Yet too often we fail to be the best we can be for Him and we need to admit that to Him in prayer. Does your relationship with God matter enough to you today?  For Hezekiah, he uses the example of the night watchmen who were on duty at the city walls of Jerusalem keeping alert for dangers from outside the city. When morning came they were delighted as their shifts at work were over and they could go home to sleep or have some food. 

We have highlighted the waiting in these verses, but also need to draw attention to the hope. Here Hezekiah states: and in His word I put my hope (Psalm 130:5b). Biblical ‘hope’ is not the same as the wishful thinking of popular culture in our country.  In the latter context you might hear someone say: ‘I hope to win the National Lottery tonight’, or ‘I hope my football team wins their match today’. A statistician would point out that the football supporter’s hope is more likely to be realised! But neither statement uses the word ‘hope’ as it is used in the Bible.

Remember Hebrews 11:1 Now faith is confidence in what we hope for and assurance about what we do not see. This is what the ancients were commended for. And these words from Romans 5:1-2: Therefore, since we have been justified through faith, wehave peace with God through our Lord Jesus Christ, through whom we have gained access by faith into this grace in which we now stand. And we boast in the hope of the glory of God

Biblical hope is a well-founded confidence that God will do what He has promised in the future for the good of His people, for His own glory. We cannot see the proof of what God has planned, but because God has kept His promises in the past, most notably with reference to the promised Messiah in the Old Testament who came in the person of Jesus 2,000 years ago, we know that He will keep His promises regarding the second coming of Jesus and His eternal reign. It is reasonable, therefore, that we can trust His promises on other smaller matters as well. Many of us have personal experience of this faithful God who has helped us keep going through the storms of life prior to today. We can, therefore, go forward with confidence in Him for the future.   

4. A strong appeal (Psalm 130:7-8)

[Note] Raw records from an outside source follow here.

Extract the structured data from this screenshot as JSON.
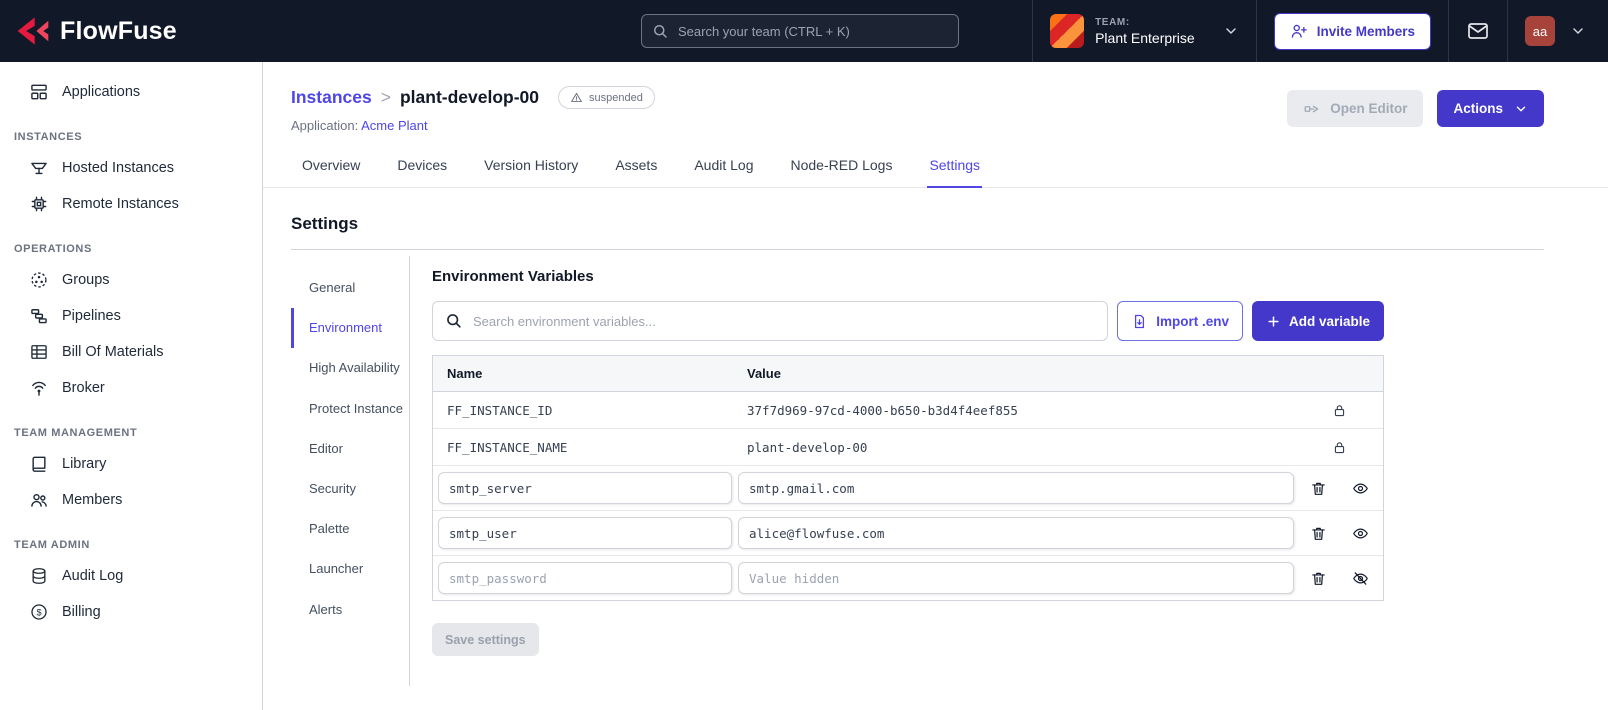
{
  "theme": {
    "header-bg": "#111827",
    "accent": "#4338ca",
    "link": "#4f46e5",
    "brand-red": "#e51a3f",
    "avatar-bg": "#a8433c"
  },
  "header": {
    "brand": "FlowFuse",
    "search_placeholder": "Search your team (CTRL + K)",
    "team_label": "TEAM:",
    "team_name": "Plant Enterprise",
    "invite_label": "Invite Members",
    "avatar": "aa"
  },
  "sidebar": {
    "sections": [
      {
        "label": "",
        "items": [
          "Applications"
        ]
      },
      {
        "label": "INSTANCES",
        "items": [
          "Hosted Instances",
          "Remote Instances"
        ]
      },
      {
        "label": "OPERATIONS",
        "items": [
          "Groups",
          "Pipelines",
          "Bill Of Materials",
          "Broker"
        ]
      },
      {
        "label": "TEAM MANAGEMENT",
        "items": [
          "Library",
          "Members"
        ]
      },
      {
        "label": "TEAM ADMIN",
        "items": [
          "Audit Log",
          "Billing"
        ]
      }
    ]
  },
  "main": {
    "breadcrumb_parent": "Instances",
    "breadcrumb_separator": ">",
    "instance_name": "plant-develop-00",
    "status_badge": "suspended",
    "application_label": "Application:",
    "application_name": "Acme Plant",
    "open_editor_label": "Open Editor",
    "actions_label": "Actions",
    "tabs": [
      "Overview",
      "Devices",
      "Version History",
      "Assets",
      "Audit Log",
      "Node-RED Logs",
      "Settings"
    ],
    "active_tab": "Settings",
    "settings_title": "Settings",
    "settings_nav": [
      "General",
      "Environment",
      "High Availability",
      "Protect Instance",
      "Editor",
      "Security",
      "Palette",
      "Launcher",
      "Alerts"
    ],
    "active_settings_nav": "Environment"
  },
  "env": {
    "title": "Environment Variables",
    "search_placeholder": "Search environment variables...",
    "import_label": "Import .env",
    "add_label": "Add variable",
    "headers": {
      "name": "Name",
      "value": "Value"
    },
    "locked_rows": [
      {
        "name": "FF_INSTANCE_ID",
        "value": "37f7d969-97cd-4000-b650-b3d4f4eef855"
      },
      {
        "name": "FF_INSTANCE_NAME",
        "value": "plant-develop-00"
      }
    ],
    "rows": [
      {
        "name": "smtp_server",
        "value": "smtp.gmail.com",
        "hidden": false
      },
      {
        "name": "smtp_user",
        "value": "alice@flowfuse.com",
        "hidden": false
      },
      {
        "name": "smtp_password",
        "value_placeholder": "Value hidden",
        "hidden": true
      }
    ],
    "save_label": "Save settings"
  }
}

Israel, put your hope in the Lord, for with the Lord is unfailing love   and with Him is full redemption. He Himself will redeem Israel from all their sins. Here is a personal testimony of a man of faith encouraging others to trust in God as he has done. This is the best witness that can be offered. Your testimony and mine about what God has done for us. A colleague in your workplace may have no interest in Christian doctrine, likewise an unsaved friend or family member.

However, if what you believe makes a positive difference in your life in a way they find attractive or appealing then they may be very interested in why the change has happened. We believe in a God of redemption or transformation. No-one is beyond hope. The focus here is on redemption from past sins. There are people who think their mistakes are so bad that God or other people could not forgive them and give them a second chance.

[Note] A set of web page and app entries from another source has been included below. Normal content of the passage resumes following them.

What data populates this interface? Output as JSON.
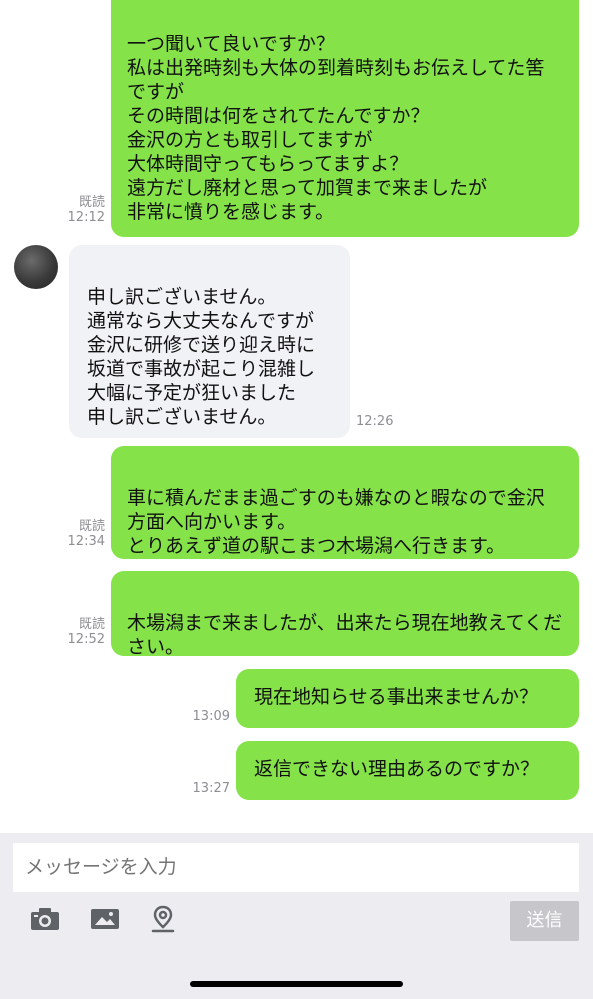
{
  "messages": [
    {
      "side": "out",
      "text": "一つ聞いて良いですか？\n私は出発時刻も大体の到着時刻もお伝えしてた筈ですが\nその時間は何をされてたんですか？\n金沢の方とも取引してますが\n大体時間守ってもらってますよ？\n遠方だし廃材と思って加賀まで来ましたが\n非常に憤りを感じます。",
      "read": "既読",
      "time": "12:12"
    },
    {
      "side": "in",
      "text": "申し訳ございません。\n通常なら大丈夫なんですが\n金沢に研修で送り迎え時に\n坂道で事故が起こり混雑し\n大幅に予定が狂いました\n申し訳ございません。",
      "time": "12:26"
    },
    {
      "side": "out",
      "text": "車に積んだまま過ごすのも嫌なのと暇なので金沢方面へ向かいます。\nとりあえず道の駅こまつ木場潟へ行きます。",
      "read": "既読",
      "time": "12:34"
    },
    {
      "side": "out",
      "text": "木場潟まで来ましたが、出来たら現在地教えてください。",
      "read": "既読",
      "time": "12:52"
    },
    {
      "side": "out",
      "text": "現在地知らせる事出来ませんか？",
      "time": "13:09"
    },
    {
      "side": "out",
      "text": "返信できない理由あるのですか？",
      "time": "13:27"
    }
  ],
  "composer": {
    "placeholder": "メッセージを入力",
    "send_label": "送信",
    "icons": [
      "camera-icon",
      "image-icon",
      "location-icon"
    ]
  },
  "colors": {
    "outgoing_bubble": "#85e249",
    "incoming_bubble": "#f1f2f6",
    "meta_text": "#8e8e93",
    "composer_bg": "#ededf1",
    "send_disabled": "#c6c6cb"
  }
}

Hezekiah has good news for individuals then and now who think this way. God is a God of grace and mercy. Because of His amazing love for us, He sees us as we can be living our lives to the full, rather than how we may be at any particular moment in time. Have you put your faith and trust in God? In John 10:10 Jesus explained His mission and why He came to earth. I have come that they may have life, and have it to the full. Are you missing out on the life God has for you to live?  Put your full trust in Him as Lord and Saviour and receive all the blessings He has for you today, in Jesus’ name Amen.

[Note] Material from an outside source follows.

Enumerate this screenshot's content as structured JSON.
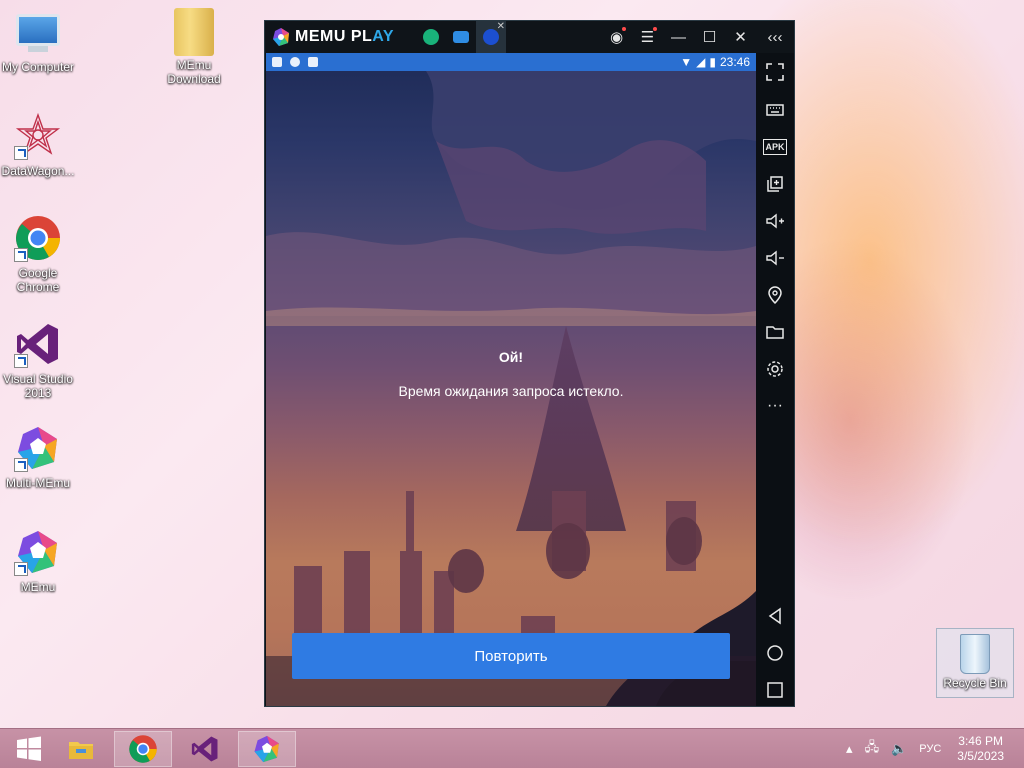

Closing song: ‘And can it be’

Closing prayer:

Lord we thank You for the blessing of being in Your house today. Most of all we praise You for the joy of recalling Your love and faithfulness to us as we read and reflected on Your Holy Word. Please go with us as we continue in this week, in both the enjoyable and the difficult circumstances we may be experiencing. We ask our prayer in the all-powerful name of Jesus, Amen. 

Benediction:  The Grace

May the Grace of our Lord Jesus Christ,
the love of God
and the Fellowship of the Holy Spirit,
be with us all evermore, Amen

Our next service is planned for the same time on Wednesday 7th October at 11am.